Tag Archives: Thomas Lipton

Plain sailing: Lipton tea

In 2015, Lipton was the highest selling tea in the world, with distribution in 110 countries.

Thomas Lipton (1846 – 1931) was a Glaswegian grocer. Lipton believed that he could broaden tea’s appeal to the working classes if he could lower its price. In 1890 he cut out the middleman by acquiring cut-price tea plantations in Ceylon (now Sri Lanka). Lipton passed the savings on to the customer.

By 1897 Lipton claimed to have the largest sale of any tea in the world “beyond doubt”, and millions drank his tea every day. Over one million packets of Lipton tea were sold in Britain every week. In 1897 Thomas Lipton paid a record-breaking £35,000 duty on a week’s purchase of tea. This was over half the average for the total weekly tea market, which Lipton now claimed to dominate. By this time his tea enjoyed a Royal Warrant from Queen Victoria. Several thousand workers were employed on his Ceylon plantations.

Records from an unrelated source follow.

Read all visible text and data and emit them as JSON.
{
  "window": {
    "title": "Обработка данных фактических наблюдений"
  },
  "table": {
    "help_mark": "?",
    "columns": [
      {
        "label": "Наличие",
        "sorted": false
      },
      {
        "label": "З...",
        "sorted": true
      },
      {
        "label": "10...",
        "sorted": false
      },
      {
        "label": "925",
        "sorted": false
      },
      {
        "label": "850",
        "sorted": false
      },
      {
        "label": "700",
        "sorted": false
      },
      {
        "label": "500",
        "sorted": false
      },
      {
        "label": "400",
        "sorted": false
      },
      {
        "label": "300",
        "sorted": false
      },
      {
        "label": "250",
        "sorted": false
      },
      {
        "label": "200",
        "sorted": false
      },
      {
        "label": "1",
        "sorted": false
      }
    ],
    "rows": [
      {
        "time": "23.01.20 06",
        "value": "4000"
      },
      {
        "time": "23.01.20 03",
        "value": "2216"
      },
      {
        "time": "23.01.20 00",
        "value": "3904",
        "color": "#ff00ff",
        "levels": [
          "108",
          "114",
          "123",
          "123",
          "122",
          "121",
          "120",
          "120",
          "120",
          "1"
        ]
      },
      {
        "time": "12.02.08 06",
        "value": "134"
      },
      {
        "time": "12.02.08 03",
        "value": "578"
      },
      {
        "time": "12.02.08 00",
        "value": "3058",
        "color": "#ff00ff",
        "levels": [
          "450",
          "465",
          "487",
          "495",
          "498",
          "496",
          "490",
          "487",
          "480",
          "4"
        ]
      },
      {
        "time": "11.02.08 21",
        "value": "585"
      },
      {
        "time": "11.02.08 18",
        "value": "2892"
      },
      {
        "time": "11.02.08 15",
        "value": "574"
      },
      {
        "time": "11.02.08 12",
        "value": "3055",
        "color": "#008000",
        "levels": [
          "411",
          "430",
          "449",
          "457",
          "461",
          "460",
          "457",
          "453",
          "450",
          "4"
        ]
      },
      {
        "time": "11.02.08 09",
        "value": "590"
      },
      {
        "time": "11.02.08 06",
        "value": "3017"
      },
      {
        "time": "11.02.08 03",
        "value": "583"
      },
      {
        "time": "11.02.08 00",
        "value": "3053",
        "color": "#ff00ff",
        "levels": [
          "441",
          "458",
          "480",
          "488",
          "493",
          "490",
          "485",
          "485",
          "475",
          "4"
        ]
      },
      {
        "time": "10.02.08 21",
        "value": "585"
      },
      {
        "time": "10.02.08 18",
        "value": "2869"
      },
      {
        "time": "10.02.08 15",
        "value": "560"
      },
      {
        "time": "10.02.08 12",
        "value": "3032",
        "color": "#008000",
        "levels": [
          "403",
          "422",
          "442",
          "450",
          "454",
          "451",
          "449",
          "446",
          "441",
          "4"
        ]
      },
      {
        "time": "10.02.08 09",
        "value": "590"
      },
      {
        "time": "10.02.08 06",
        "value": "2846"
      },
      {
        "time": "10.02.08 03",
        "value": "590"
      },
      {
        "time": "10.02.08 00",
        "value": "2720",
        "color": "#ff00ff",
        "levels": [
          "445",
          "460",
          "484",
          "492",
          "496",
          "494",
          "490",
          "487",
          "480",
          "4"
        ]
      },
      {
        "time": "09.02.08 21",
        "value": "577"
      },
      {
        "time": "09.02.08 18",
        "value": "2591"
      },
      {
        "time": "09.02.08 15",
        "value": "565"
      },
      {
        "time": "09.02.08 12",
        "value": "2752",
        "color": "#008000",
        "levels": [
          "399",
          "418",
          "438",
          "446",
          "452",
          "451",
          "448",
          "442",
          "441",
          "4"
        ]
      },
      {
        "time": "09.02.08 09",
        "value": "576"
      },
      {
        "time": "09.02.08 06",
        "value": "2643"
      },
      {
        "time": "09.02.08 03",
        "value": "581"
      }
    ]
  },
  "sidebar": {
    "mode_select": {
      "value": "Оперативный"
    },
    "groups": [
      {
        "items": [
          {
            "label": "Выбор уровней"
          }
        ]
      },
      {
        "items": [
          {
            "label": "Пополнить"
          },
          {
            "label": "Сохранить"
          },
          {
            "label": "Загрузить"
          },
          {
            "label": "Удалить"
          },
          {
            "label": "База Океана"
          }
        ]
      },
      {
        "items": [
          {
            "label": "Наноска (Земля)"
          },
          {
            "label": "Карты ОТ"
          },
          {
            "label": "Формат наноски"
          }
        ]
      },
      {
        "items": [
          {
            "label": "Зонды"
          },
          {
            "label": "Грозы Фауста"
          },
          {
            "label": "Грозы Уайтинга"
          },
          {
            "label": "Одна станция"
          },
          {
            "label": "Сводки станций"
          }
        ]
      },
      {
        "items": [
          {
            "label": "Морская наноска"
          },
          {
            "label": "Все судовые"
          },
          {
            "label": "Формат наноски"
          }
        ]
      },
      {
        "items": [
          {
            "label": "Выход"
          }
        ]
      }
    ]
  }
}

By at least 1899, Lipton tea was blended differently for different regions, in order to suit the local water.

By 1907 Lipton had received a Royal Warrant from Edward VII. The Ceylon estates for tea, coffee and cocoa covered thousands of acres.

By 1918 Lipton tea could boast thousands of outlets in Britain. By this time the Lipton company had been awarded the Royal Warrant as tea merchants to George V.

By 1924 Lipton could refer to the yellow packaging of his tea as famous. The company claimed to be the largest tea distributors, manufacturers and retailers of food products in the world.

However by 1926 the company was in bad shape. The company had outgrown the overworked Thomas Lipton, however he refused to take advice from his board of directors. He was forced to resign from the company he had built in 1927, and his stake was acquired for £60,000.

Lipton was acquired by Home & Colonial, a large grocery chain, in 1931.

Thomas Lipton died in 1931. He left a British estate valued at over £1.4 million. He left an American estate valued at £757,000.

In 1944 Lipton divested some of its plantations in Ceylon, but retained 3,400 acres of high quality tea estates.

Supermarket chains grew from the 1950s. These chains were reluctant to stock the product of a rival grocer. Lipton tea sales in Britain declined and never recovered, and the company concentrated on its significant tea sales overseas.

By 1968 Lipton had total coverage of the Indian market. The company built a new fully automated factory of over 175,000 sq ft. It was one of the world’s largest tea packing and blending factories.

By 1969 Lipton tea was sold in 156 countries, and 29 factories packed Lipton tea.

In 1972 the Lipton tea interests were acquired by Unilever, the Anglo-Dutch consumer goods giant, for £18.5 million.

By this time Lipton was a relatively small player in the British tea market, and was outsold by two Brooke Bond brands (PG Tips and Dividend), as well as Tetley, J Lyons, Typhoo and the Co-operative Wholesale Society. Lipton did however have a highly successful business in the United States.

By 1979 all Lipton tea was packed and blended at a factory in Leighton Buzzard. It was the largest tagged teabag factory in Europe. In 1979 Lipton was awarded the Queen’s Award For Export. Lipton Yellow Label was the highest selling tea in the world, a blend of Ceylon, India and other tea leaves. By 1980 Lipton exported more tea to more countries (over 120) than any other company.

By 1984 Lipton’s market share in Britain was described as “minuscule”.

The Leighton Buzzard factory was closed in the late 1990s, and production was relocated to a site in Dubai. The Dubai site is now the largest tea factory in the world.

Lipton Yellow Label has a very small presence in the UK, and most British people will be more aware of it from trips overseas. In the UK its most popular line is its ice tea soft drinks.